Biometrics will streamline check-in and security

In the airport of the future, biometrics could play a key role in managing the departures and arrivals process. Biometrics such as facial recognition, fingerprints, palm prints and iris recognition could be scanned during check-in, linked to passengers' passports to verify their identify and then shared with personnel at security and immigration as well as airline crew at boarding. Then, rather than manually checking passports, a quick scan would re-affirm a passenger's identity, speeding up what can be a time-heavy process. At Atlanta Airport in the US, Delta Airlines has introduced a facial recognition scanning system that will bring passengers all the way from "curb to gate". This implementation is being hailed as a blueprint for what we can expect to see in other global airports.

Removing airport bottlenecks with automation

The ultimate goal at the airport of the future is to remove the bottlenecks that build up throughout the airport starting at the check-in desk. While most airlines offer online check-in facilities, this isn't always a practical option for people who may not have access to a computer or the internet at their location. Instead, airports will feature check-in kiosks where passengers can check in themselves, get biometrically scanned and receive their boarding pass and any notifications relating to their flight direct to their smartphones.

Artificial Intelligence will take charge at the boarding gate
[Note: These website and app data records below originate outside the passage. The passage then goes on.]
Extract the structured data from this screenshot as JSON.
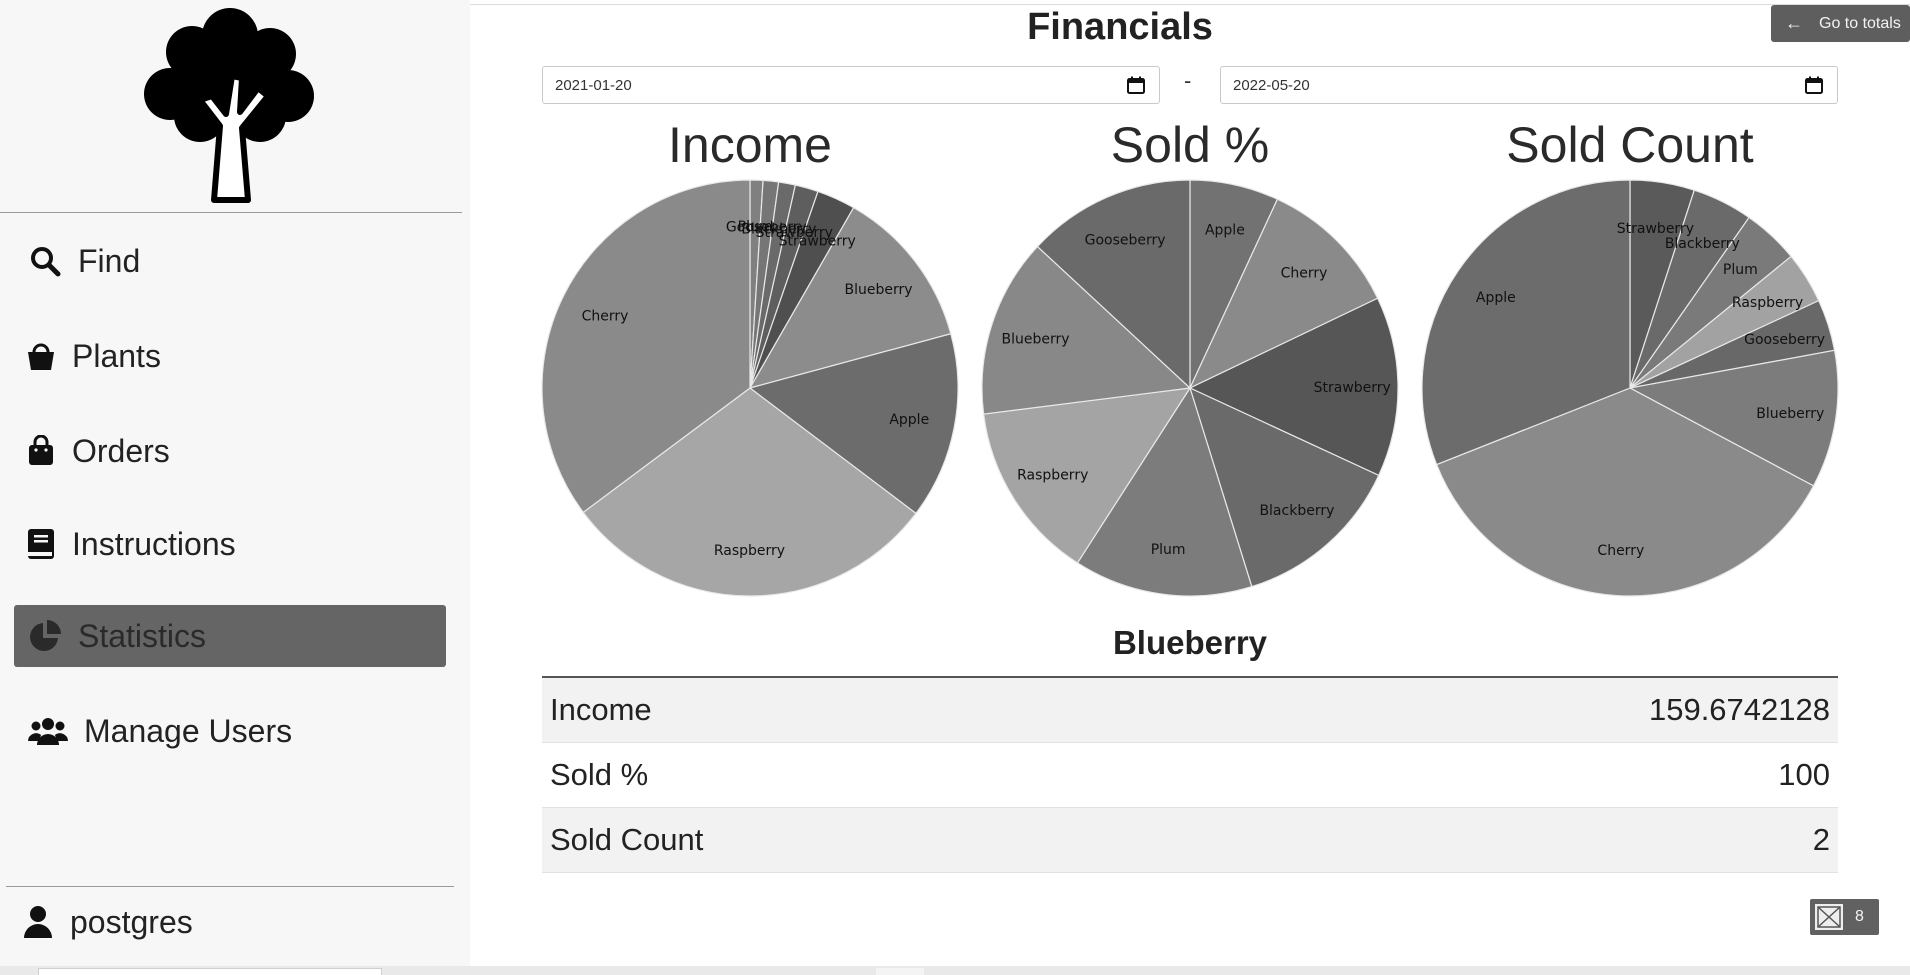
{
  "sidebar": {
    "items": [
      {
        "label": "Find",
        "icon": "search-icon"
      },
      {
        "label": "Plants",
        "icon": "basket-icon"
      },
      {
        "label": "Orders",
        "icon": "shopping-bag-icon"
      },
      {
        "label": "Instructions",
        "icon": "book-icon"
      },
      {
        "label": "Statistics",
        "icon": "pie-chart-icon",
        "active": true
      },
      {
        "label": "Manage Users",
        "icon": "users-icon"
      }
    ],
    "user": "postgres"
  },
  "header": {
    "title": "Financials",
    "go_totals_label": "Go to totals"
  },
  "filters": {
    "date_from": "2021-01-20",
    "separator": "-",
    "date_to": "2022-05-20"
  },
  "chart_data": [
    {
      "type": "pie",
      "title": "Income",
      "slices": [
        {
          "label": "Plum",
          "value": 1.0
        },
        {
          "label": "Gooseberry",
          "value": 1.2
        },
        {
          "label": "Blackberry",
          "value": 1.3
        },
        {
          "label": "Strawberry",
          "value": 1.8
        },
        {
          "label": "Strawberry",
          "value": 3.0
        },
        {
          "label": "Blueberry",
          "value": 12.5
        },
        {
          "label": "Apple",
          "value": 14.5
        },
        {
          "label": "Raspberry",
          "value": 29.5
        },
        {
          "label": "Cherry",
          "value": 35.2
        }
      ]
    },
    {
      "type": "pie",
      "title": "Sold %",
      "slices": [
        {
          "label": "Apple",
          "value": 6.9
        },
        {
          "label": "Cherry",
          "value": 11.0
        },
        {
          "label": "Strawberry",
          "value": 14.0
        },
        {
          "label": "Blackberry",
          "value": 13.3
        },
        {
          "label": "Plum",
          "value": 13.9
        },
        {
          "label": "Raspberry",
          "value": 13.9
        },
        {
          "label": "Blueberry",
          "value": 13.9
        },
        {
          "label": "Gooseberry",
          "value": 13.1
        }
      ]
    },
    {
      "type": "pie",
      "title": "Sold Count",
      "slices": [
        {
          "label": "Strawberry",
          "value": 5.0
        },
        {
          "label": "Blackberry",
          "value": 4.7
        },
        {
          "label": "Plum",
          "value": 4.4
        },
        {
          "label": "Raspberry",
          "value": 4.0
        },
        {
          "label": "Gooseberry",
          "value": 4.0
        },
        {
          "label": "Blueberry",
          "value": 10.7
        },
        {
          "label": "Cherry",
          "value": 36.2
        },
        {
          "label": "Apple",
          "value": 31.0
        }
      ]
    }
  ],
  "detail": {
    "title": "Blueberry",
    "rows": [
      {
        "label": "Income",
        "value": "159.6742128"
      },
      {
        "label": "Sold %",
        "value": "100"
      },
      {
        "label": "Sold Count",
        "value": "2"
      }
    ]
  },
  "badge": {
    "count": "8"
  },
  "colors": {
    "active_nav": "#656565",
    "button": "#5e5e5e",
    "pie_shades": [
      "#8a8a8a",
      "#767676",
      "#6e6e6e",
      "#5e5e5e",
      "#525252",
      "#8c8c8c",
      "#6c6c6c",
      "#a6a6a6",
      "#8a8a8a"
    ]
  }
}
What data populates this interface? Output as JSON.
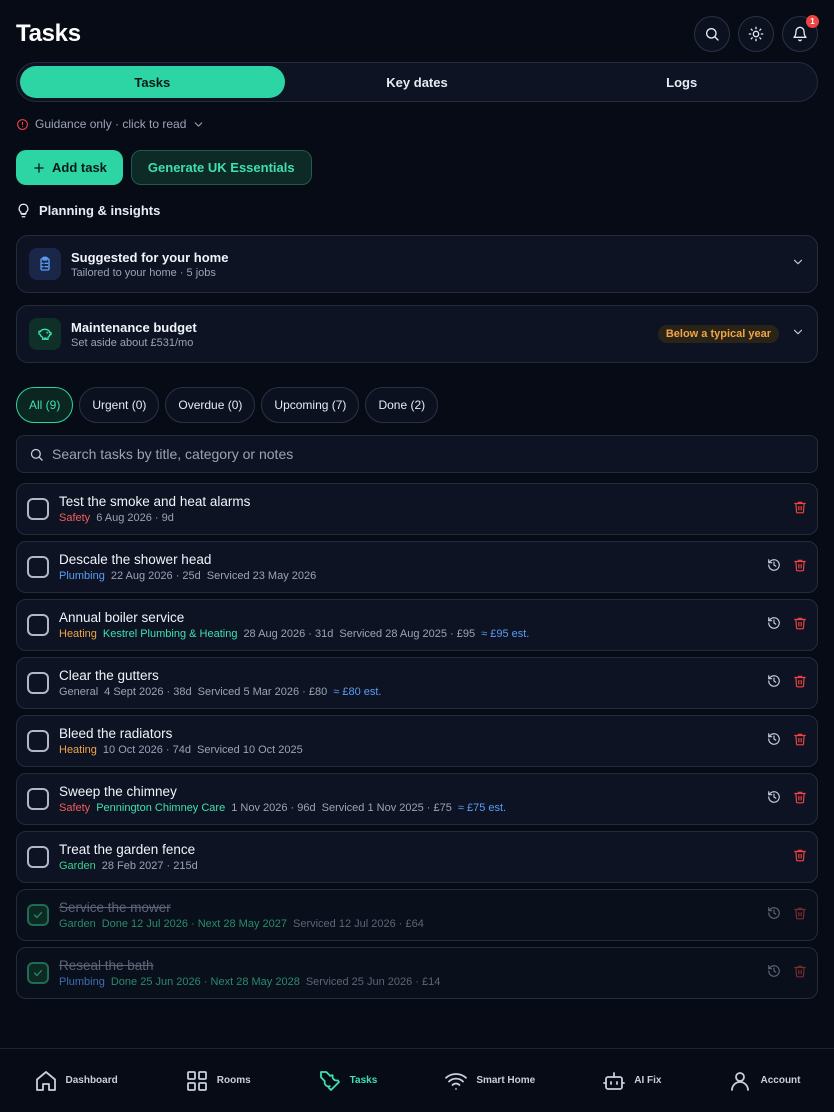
{
  "header": {
    "title": "Tasks",
    "notification_count": "1",
    "icons": [
      "search-icon",
      "sun-icon",
      "bell-icon"
    ]
  },
  "tabs": [
    {
      "label": "Tasks",
      "active": true
    },
    {
      "label": "Key dates",
      "active": false
    },
    {
      "label": "Logs",
      "active": false
    }
  ],
  "guidance": {
    "text": "Guidance only · click to read"
  },
  "actions": {
    "add_label": "Add task",
    "generate_label": "Generate UK Essentials"
  },
  "insights": {
    "title": "Planning & insights",
    "cards": [
      {
        "title": "Suggested for your home",
        "subtitle": "Tailored to your home · 5 jobs",
        "icon": "clipboard-icon"
      },
      {
        "title": "Maintenance budget",
        "subtitle": "Set aside about £531/mo",
        "badge": "Below a typical year",
        "icon": "piggy-bank-icon"
      }
    ]
  },
  "filters": [
    {
      "label": "All (9)",
      "active": true
    },
    {
      "label": "Urgent (0)",
      "active": false
    },
    {
      "label": "Overdue (0)",
      "active": false
    },
    {
      "label": "Upcoming (7)",
      "active": false
    },
    {
      "label": "Done (2)",
      "active": false
    }
  ],
  "search": {
    "placeholder": "Search tasks by title, category or notes",
    "value": ""
  },
  "tasks": [
    {
      "title": "Test the smoke and heat alarms",
      "category": "Safety",
      "contractor": "",
      "due": "6 Aug 2026 · 9d",
      "serviced": "",
      "estimate": "",
      "done": false
    },
    {
      "title": "Descale the shower head",
      "category": "Plumbing",
      "contractor": "",
      "due": "22 Aug 2026 · 25d",
      "serviced": "Serviced 23 May 2026",
      "estimate": "",
      "done": false
    },
    {
      "title": "Annual boiler service",
      "category": "Heating",
      "contractor": "Kestrel Plumbing & Heating",
      "due": "28 Aug 2026 · 31d",
      "serviced": "Serviced 28 Aug 2025 · £95",
      "estimate": "≈ £95 est.",
      "done": false
    },
    {
      "title": "Clear the gutters",
      "category": "General",
      "contractor": "",
      "due": "4 Sept 2026 · 38d",
      "serviced": "Serviced 5 Mar 2026 · £80",
      "estimate": "≈ £80 est.",
      "done": false
    },
    {
      "title": "Bleed the radiators",
      "category": "Heating",
      "contractor": "",
      "due": "10 Oct 2026 · 74d",
      "serviced": "Serviced 10 Oct 2025",
      "estimate": "",
      "done": false
    },
    {
      "title": "Sweep the chimney",
      "category": "Safety",
      "contractor": "Pennington Chimney Care",
      "due": "1 Nov 2026 · 96d",
      "serviced": "Serviced 1 Nov 2025 · £75",
      "estimate": "≈ £75 est.",
      "done": false
    },
    {
      "title": "Treat the garden fence",
      "category": "Garden",
      "contractor": "",
      "due": "28 Feb 2027 · 215d",
      "serviced": "",
      "estimate": "",
      "done": false
    },
    {
      "title": "Service the mower",
      "category": "Garden",
      "contractor": "",
      "due": "Done 12 Jul 2026 · Next 28 May 2027",
      "serviced": "Serviced 12 Jul 2026 · £64",
      "estimate": "",
      "done": true
    },
    {
      "title": "Reseal the bath",
      "category": "Plumbing",
      "contractor": "",
      "due": "Done 25 Jun 2026 · Next 28 May 2028",
      "serviced": "Serviced 25 Jun 2026 · £14",
      "estimate": "",
      "done": true
    }
  ],
  "bottom_nav": [
    {
      "label": "Dashboard",
      "icon": "home-icon",
      "active": false
    },
    {
      "label": "Rooms",
      "icon": "grid-icon",
      "active": false
    },
    {
      "label": "Tasks",
      "icon": "wrench-icon",
      "active": true
    },
    {
      "label": "Smart Home",
      "icon": "wifi-icon",
      "active": false
    },
    {
      "label": "AI Fix",
      "icon": "robot-icon",
      "active": false
    },
    {
      "label": "Account",
      "icon": "user-icon",
      "active": false
    }
  ],
  "colors": {
    "background": "#070b16",
    "accent": "#2dd4a4",
    "safety": "#f05d5d",
    "plumbing": "#5b9cf5",
    "heating": "#f0a545",
    "garden": "#3ccf8e",
    "badge": "#f0a545"
  }
}
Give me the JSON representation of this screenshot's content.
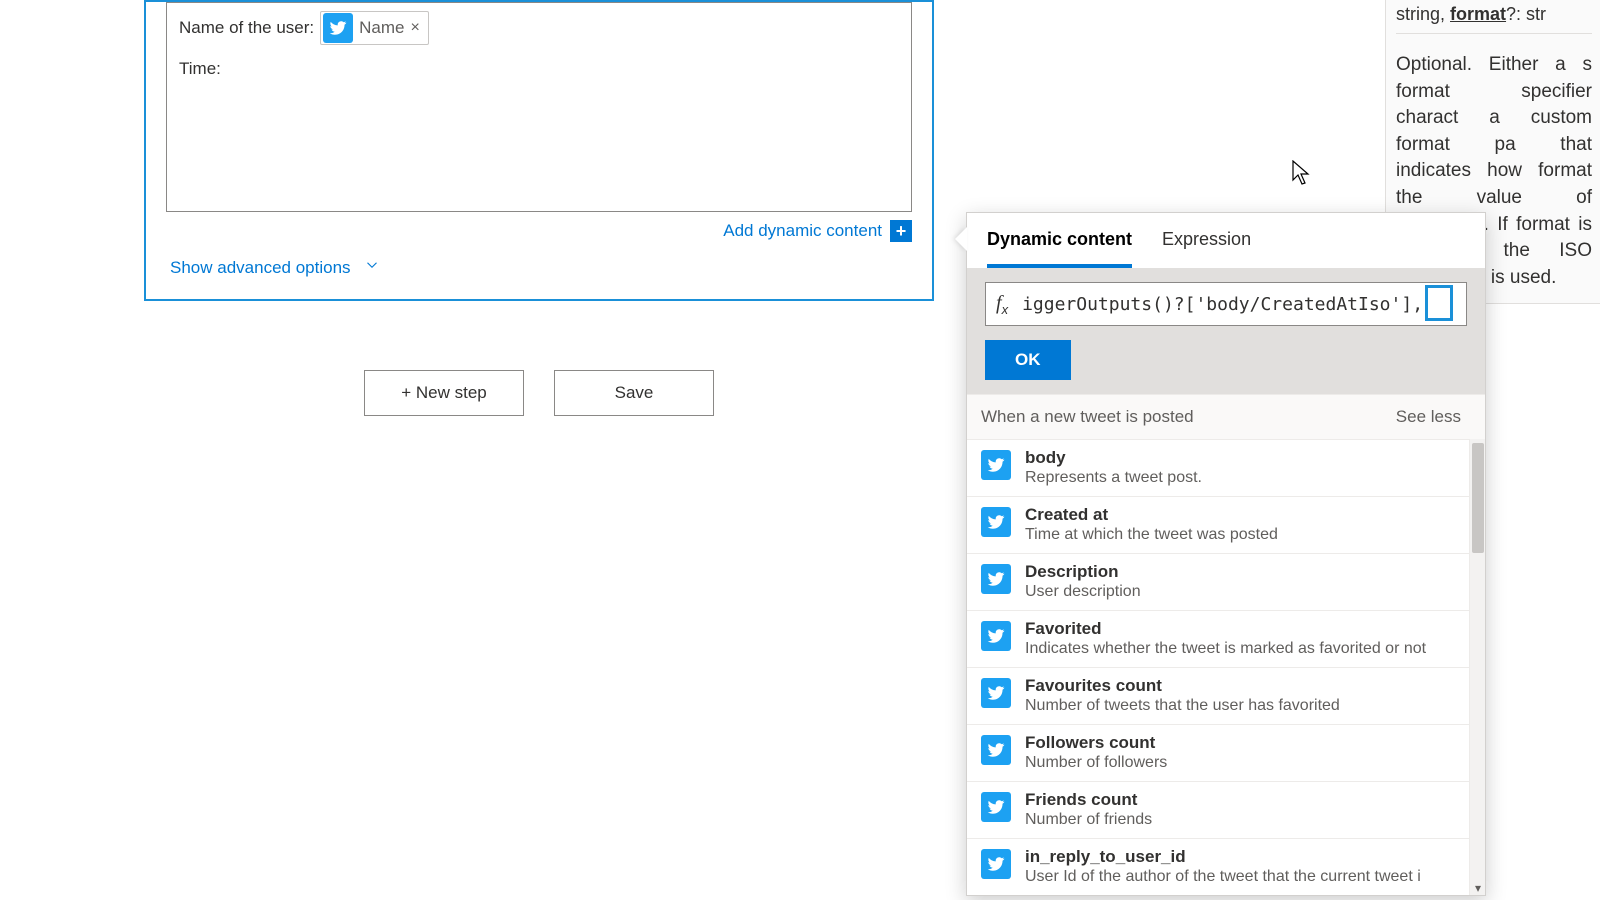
{
  "card": {
    "line1_label": "Name of the user:",
    "token_label": "Name",
    "token_close": "×",
    "line2_label": "Time:",
    "add_dynamic": "Add dynamic content",
    "show_advanced": "Show advanced options"
  },
  "buttons": {
    "new_step": "+ New step",
    "save": "Save"
  },
  "panel": {
    "tab_dynamic": "Dynamic content",
    "tab_expression": "Expression",
    "expression_text": "iggerOutputs()?['body/CreatedAtIso'],",
    "ok": "OK",
    "section_title": "When a new tweet is posted",
    "see_less": "See less",
    "items": [
      {
        "title": "body",
        "desc": "Represents a tweet post."
      },
      {
        "title": "Created at",
        "desc": "Time at which the tweet was posted"
      },
      {
        "title": "Description",
        "desc": "User description"
      },
      {
        "title": "Favorited",
        "desc": "Indicates whether the tweet is marked as favorited or not"
      },
      {
        "title": "Favourites count",
        "desc": "Number of tweets that the user has favorited"
      },
      {
        "title": "Followers count",
        "desc": "Number of followers"
      },
      {
        "title": "Friends count",
        "desc": "Number of friends"
      },
      {
        "title": "in_reply_to_user_id",
        "desc": "User Id of the author of the tweet that the current tweet i"
      }
    ]
  },
  "help": {
    "sig_prefix": "string, ",
    "sig_param": "format",
    "sig_suffix": "?: str",
    "body": "Optional. Either a s format specifier charact a custom format pa that indicates how format the value of timestamp. If format is provided, the ISO format ('o') is used."
  }
}
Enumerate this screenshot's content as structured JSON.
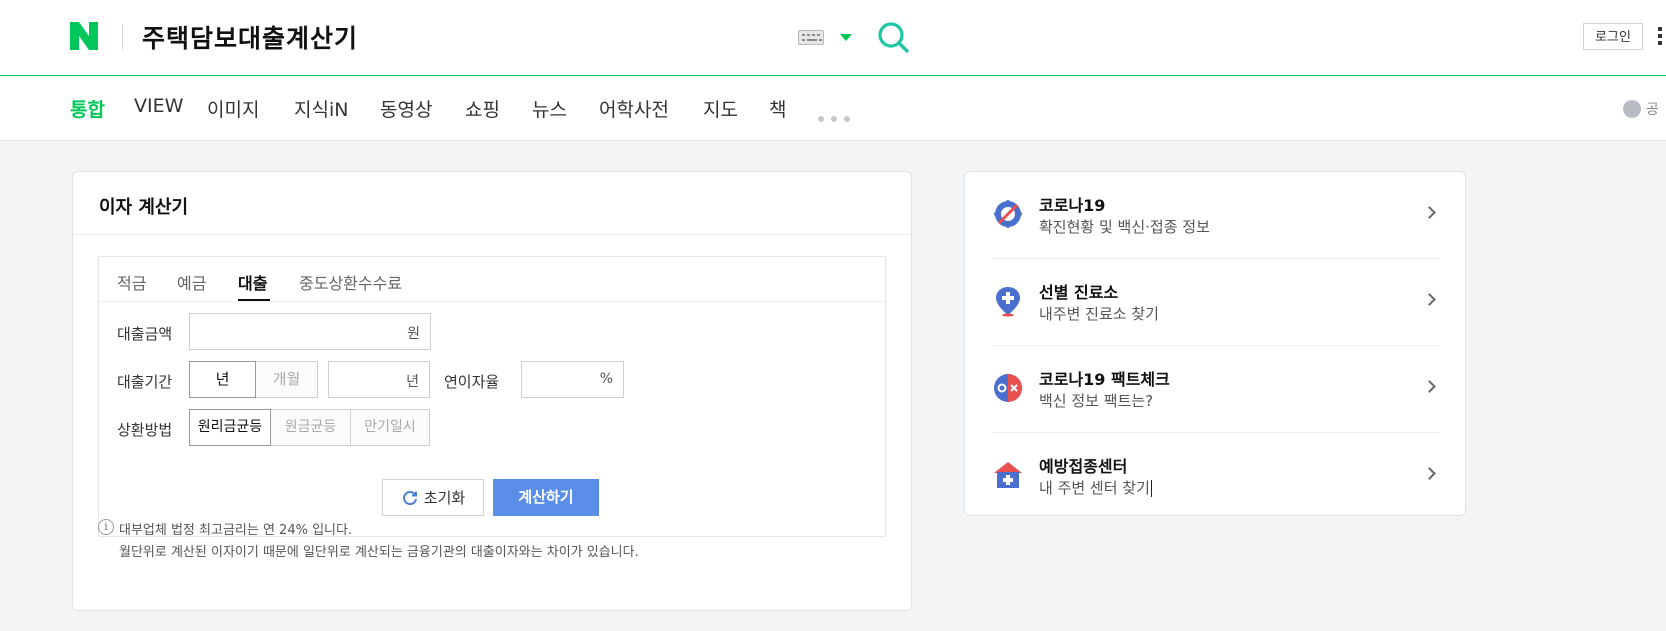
{
  "header": {
    "logo_letter": "N",
    "query": "주택담보대출계산기",
    "login_label": "로그인",
    "brand_color": "#03c75a"
  },
  "nav": {
    "items": [
      "통합",
      "VIEW",
      "이미지",
      "지식iN",
      "동영상",
      "쇼핑",
      "뉴스",
      "어학사전",
      "지도",
      "책"
    ],
    "active_index": 0,
    "share_label": "공"
  },
  "calculator": {
    "title": "이자 계산기",
    "tabs": [
      "적금",
      "예금",
      "대출",
      "중도상환수수료"
    ],
    "active_tab_index": 2,
    "loan_amount_label": "대출금액",
    "loan_amount_value": "",
    "loan_amount_unit": "원",
    "loan_term_label": "대출기간",
    "term_unit_options": [
      "년",
      "개월"
    ],
    "term_unit_selected": "년",
    "loan_term_value": "",
    "loan_term_unit": "년",
    "rate_label": "연이자율",
    "rate_value": "",
    "rate_unit": "%",
    "repayment_label": "상환방법",
    "repayment_options": [
      "원리금균등",
      "원금균등",
      "만기일시"
    ],
    "repayment_selected": "원리금균등",
    "reset_label": "초기화",
    "calc_label": "계산하기",
    "notes": [
      "대부업체 법정 최고금리는 연 24% 입니다.",
      "월단위로 계산된 이자이기 때문에 일단위로 계산되는 금융기관의 대출이자와는 차이가 있습니다."
    ],
    "accent_color": "#5b8ee8"
  },
  "covid": {
    "items": [
      {
        "title": "코로나19",
        "subtitle": "확진현황 및 백신·접종 정보",
        "icon": "virus-icon"
      },
      {
        "title": "선별 진료소",
        "subtitle": "내주변 진료소 찾기",
        "icon": "clinic-pin-icon"
      },
      {
        "title": "코로나19 팩트체크",
        "subtitle": "백신 정보 팩트는?",
        "icon": "ox-icon"
      },
      {
        "title": "예방접종센터",
        "subtitle": "내 주변 센터 찾기",
        "icon": "vaccination-center-icon"
      }
    ]
  }
}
Within the airport all paths eventually lead to the boarding gate, where passengers are ushered into a long queue well in advance of their flight's departure time. Through the use of AI this final queue could be a thing of the past. A combination of cameras, sensors and intelligent data analytics could lead to a queue-less experience as technology identifies who's at the gate, are they travelling with an infant, do they have bags with them, are they physically in need of help to board, and who has yet to arrive at the gate. Armed with all of this information, the AI technology could devise a system for boarding everyone in the most efficient way. By linking up with smartphone notifications, the system could tell passengers when to make their way to the gate, eliminating the queuing and the rushing, and giving passengers more time to relax, finish their food or shopping.

And as we see more automation and AI being introduced into the arrival and departure processes, passengers in tomorrow's airport won't be surprised to see robots or virtual assistants on hand to guide them to their gates, answer their queries or help them to reach connecting flights. KLM has already introduced a virtual assistant called Spencer at Amsterdam's Schipol Airport.

The retail sector's influence on the airport of the future

For today's airports, it's not all about getting passengers from A to B. They have evolved over the years to become shopping experiences where passengers can pick up last-minute purchases or souvenirs of their destination and take advantage of duty-free shopping. The retail sector is pioneering in its use of technology, and we're likely to see that pioneering spirit reflected in the airport of the future. Touchscreen technology will be dotted throughout the terminals where passengers can browse, shop and get their product delivered to their home simply with a few swipes and double clicks.

As passenger figures continue to grow, airports need to embrace technology to deal with the increased capacity by streamlining all processes while also meeting the demands of passengers who want a stress-free customer experience.